It may be my earliest memory that I can date. I was staying with family friends, the Ellisons. (I suppose my dad must have been on a bad drunk — that was usually the reason my mom sent me to stay with friends.) I'm sure the whole family must have been gathered around the old black-and-white TV, but I don't remember them. I remember the fuzzy space-suited man jumping what seemed so far down that last step, in slow motion. I remember his famously flubbed first words. And I remember ABC's Science reporter, Jules Bergman, talking over a picture of the face of the moon, showing where the landing site was. (I think I even remember a little (though vastly out of scale) cardboard-cutout of a LEM). I remember at some point going out on the front porch and looking at the moon, trying desperately to spot the Eagle. (I was aware that it was very far away, but I was too young to have any real sense of what a quarter million miles meant, and I hoped there'd be a reflection or ... something.) Someone (one of their teenage daughters (Marilyn, I think) explained to me that it was too far away, and coaxed a by the very sleep and up-way-past-his-bed-time little boy inside.

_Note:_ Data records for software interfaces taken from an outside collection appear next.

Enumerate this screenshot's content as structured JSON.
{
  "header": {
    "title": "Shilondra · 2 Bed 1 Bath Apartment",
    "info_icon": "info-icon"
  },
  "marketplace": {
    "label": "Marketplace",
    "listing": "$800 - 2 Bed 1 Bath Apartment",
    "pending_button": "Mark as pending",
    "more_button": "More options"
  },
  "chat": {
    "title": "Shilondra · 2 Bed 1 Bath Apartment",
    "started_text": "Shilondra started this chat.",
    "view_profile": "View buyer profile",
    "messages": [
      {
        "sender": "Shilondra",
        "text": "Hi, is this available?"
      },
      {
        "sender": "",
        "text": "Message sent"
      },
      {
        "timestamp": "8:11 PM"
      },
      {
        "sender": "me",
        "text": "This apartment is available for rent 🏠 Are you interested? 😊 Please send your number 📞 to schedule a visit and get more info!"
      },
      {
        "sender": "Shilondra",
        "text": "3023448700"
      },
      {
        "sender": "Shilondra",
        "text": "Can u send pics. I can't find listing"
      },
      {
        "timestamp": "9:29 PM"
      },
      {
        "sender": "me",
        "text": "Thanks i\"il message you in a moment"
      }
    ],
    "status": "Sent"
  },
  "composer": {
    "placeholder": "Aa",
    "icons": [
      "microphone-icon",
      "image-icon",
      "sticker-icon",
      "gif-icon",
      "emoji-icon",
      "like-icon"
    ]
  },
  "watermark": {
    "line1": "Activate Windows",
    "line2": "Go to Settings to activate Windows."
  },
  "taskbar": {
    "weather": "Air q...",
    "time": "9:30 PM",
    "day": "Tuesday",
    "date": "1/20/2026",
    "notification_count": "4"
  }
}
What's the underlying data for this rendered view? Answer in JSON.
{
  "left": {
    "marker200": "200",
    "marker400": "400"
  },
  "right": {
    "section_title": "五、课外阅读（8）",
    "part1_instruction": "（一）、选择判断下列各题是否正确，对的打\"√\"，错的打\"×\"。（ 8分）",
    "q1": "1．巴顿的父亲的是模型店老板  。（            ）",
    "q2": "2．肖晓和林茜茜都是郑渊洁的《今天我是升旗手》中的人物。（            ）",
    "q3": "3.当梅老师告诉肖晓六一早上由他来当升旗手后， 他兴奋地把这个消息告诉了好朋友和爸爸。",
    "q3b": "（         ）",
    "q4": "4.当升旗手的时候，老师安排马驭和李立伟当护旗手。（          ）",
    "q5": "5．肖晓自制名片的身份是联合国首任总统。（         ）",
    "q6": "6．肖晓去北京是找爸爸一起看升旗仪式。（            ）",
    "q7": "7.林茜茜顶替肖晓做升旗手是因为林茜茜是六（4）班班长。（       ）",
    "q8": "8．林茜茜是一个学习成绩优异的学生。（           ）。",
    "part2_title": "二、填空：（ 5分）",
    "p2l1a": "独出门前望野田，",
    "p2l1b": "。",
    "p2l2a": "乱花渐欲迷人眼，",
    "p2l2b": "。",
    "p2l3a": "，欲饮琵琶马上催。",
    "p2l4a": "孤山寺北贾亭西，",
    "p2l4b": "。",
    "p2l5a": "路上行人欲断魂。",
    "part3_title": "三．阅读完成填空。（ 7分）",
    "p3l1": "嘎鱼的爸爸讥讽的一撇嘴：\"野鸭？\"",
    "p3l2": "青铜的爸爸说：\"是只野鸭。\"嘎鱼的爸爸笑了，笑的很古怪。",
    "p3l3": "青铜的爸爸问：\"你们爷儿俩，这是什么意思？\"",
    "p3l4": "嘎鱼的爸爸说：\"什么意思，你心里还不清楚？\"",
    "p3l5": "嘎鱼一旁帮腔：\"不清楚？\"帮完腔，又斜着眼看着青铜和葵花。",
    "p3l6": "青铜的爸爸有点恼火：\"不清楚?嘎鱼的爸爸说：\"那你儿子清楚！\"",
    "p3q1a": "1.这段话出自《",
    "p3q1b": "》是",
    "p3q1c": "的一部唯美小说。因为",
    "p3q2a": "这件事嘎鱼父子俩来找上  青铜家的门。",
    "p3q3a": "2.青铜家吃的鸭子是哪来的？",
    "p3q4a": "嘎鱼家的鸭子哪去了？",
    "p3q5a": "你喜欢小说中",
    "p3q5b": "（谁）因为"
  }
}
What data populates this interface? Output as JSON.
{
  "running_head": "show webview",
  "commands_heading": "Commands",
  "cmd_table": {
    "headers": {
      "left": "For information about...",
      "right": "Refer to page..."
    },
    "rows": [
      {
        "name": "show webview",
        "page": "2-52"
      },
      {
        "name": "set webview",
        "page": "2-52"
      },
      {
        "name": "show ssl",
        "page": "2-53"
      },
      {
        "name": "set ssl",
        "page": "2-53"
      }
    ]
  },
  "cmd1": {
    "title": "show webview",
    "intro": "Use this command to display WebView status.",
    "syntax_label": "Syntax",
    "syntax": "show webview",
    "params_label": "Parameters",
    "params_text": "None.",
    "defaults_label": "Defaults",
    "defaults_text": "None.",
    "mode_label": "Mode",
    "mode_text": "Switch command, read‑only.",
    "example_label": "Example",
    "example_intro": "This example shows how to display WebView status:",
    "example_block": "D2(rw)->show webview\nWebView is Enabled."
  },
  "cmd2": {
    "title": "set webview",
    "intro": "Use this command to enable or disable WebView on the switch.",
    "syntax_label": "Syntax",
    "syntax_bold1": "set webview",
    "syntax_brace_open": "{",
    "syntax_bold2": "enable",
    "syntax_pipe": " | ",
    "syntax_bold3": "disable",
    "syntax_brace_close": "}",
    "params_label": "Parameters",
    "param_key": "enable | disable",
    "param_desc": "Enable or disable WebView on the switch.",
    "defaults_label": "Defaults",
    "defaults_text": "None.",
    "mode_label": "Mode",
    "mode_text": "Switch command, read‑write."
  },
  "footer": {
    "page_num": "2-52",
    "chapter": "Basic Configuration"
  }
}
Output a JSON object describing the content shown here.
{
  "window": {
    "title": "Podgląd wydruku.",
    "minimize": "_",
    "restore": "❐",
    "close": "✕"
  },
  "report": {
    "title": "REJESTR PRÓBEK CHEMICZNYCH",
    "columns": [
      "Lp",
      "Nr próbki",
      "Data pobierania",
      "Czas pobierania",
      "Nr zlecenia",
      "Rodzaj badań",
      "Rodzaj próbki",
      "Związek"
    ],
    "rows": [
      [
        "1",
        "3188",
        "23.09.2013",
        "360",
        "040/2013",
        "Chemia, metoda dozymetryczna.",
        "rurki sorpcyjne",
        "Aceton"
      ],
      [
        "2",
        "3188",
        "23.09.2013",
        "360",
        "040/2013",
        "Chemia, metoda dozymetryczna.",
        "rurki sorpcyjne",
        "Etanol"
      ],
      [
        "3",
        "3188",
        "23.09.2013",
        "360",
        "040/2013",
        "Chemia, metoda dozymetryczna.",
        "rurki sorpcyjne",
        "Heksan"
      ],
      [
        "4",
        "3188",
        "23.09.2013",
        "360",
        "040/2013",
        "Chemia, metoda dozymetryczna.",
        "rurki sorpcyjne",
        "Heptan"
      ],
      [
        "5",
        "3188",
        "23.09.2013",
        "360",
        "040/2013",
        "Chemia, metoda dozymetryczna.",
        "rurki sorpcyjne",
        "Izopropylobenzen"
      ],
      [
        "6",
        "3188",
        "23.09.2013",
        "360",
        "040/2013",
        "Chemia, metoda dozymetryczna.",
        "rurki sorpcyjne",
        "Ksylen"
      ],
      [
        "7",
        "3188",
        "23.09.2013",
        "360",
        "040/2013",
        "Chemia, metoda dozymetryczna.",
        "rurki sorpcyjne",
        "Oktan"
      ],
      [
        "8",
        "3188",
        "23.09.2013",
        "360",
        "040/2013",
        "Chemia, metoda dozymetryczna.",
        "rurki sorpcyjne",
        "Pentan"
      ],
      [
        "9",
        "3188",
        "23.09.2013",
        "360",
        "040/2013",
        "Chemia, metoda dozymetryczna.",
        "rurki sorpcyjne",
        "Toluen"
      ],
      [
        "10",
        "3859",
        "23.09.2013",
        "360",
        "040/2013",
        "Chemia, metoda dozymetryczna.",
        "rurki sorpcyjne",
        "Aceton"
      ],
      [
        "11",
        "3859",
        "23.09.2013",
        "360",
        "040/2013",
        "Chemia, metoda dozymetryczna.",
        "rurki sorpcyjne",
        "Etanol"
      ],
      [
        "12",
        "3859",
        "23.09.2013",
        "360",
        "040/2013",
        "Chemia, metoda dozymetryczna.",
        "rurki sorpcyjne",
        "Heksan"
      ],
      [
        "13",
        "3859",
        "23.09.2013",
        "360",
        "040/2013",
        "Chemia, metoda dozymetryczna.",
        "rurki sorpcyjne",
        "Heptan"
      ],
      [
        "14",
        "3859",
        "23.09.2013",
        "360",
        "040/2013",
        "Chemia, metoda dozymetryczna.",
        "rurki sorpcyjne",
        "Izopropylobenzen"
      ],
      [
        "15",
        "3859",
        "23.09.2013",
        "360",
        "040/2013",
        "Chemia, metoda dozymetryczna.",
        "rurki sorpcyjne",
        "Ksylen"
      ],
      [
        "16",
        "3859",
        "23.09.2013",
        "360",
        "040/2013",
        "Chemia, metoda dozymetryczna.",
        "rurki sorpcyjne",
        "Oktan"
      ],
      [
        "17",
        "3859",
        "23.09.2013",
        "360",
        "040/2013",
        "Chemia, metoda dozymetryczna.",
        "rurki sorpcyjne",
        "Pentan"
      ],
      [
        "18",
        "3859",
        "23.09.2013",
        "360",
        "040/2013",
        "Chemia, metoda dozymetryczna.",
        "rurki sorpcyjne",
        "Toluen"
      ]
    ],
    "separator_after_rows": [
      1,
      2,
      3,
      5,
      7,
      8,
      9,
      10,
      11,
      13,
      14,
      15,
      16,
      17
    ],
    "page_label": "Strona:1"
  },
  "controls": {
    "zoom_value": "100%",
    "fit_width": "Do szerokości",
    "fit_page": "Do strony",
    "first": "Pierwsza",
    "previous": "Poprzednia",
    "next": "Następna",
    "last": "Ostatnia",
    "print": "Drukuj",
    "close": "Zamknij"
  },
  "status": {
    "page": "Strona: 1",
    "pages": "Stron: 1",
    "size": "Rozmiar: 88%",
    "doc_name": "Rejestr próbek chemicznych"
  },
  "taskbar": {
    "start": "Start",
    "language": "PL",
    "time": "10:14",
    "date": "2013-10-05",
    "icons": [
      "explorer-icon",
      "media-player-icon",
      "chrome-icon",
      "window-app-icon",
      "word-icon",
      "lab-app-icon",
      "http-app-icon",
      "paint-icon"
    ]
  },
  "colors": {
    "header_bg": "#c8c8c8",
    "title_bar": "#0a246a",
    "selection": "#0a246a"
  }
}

I'm sure I followed the rest of Apollo 11 with fascination, but aside from a few scattered images (a splashdown that may not be that splashdown; the isolation chamber on the deck of an aircraft carrier, looking as I recall like nothing so much as an airstream trailer), I remember no details. I'm sure I followed Apollo 12 as well, but it was with Apollo 13 that I became an obsessive little geek. I kept my own little mission log, writing down the exact time of launch,first stage separation, second stage separation, Earth orbit, translunar injection.... (When the first reports of "Houston, we have a problem" came in, I was sure that my logging the mission had somehow jinxed the mission.)
But forty years ago tonight, that was all in the future. Forty years ago tonight a little boy stared intently at a crescent moon, hanging over over a wheat field near Puget Sound, and knew that, even though he couldn't see it, he was looking at the most amazing thing ever.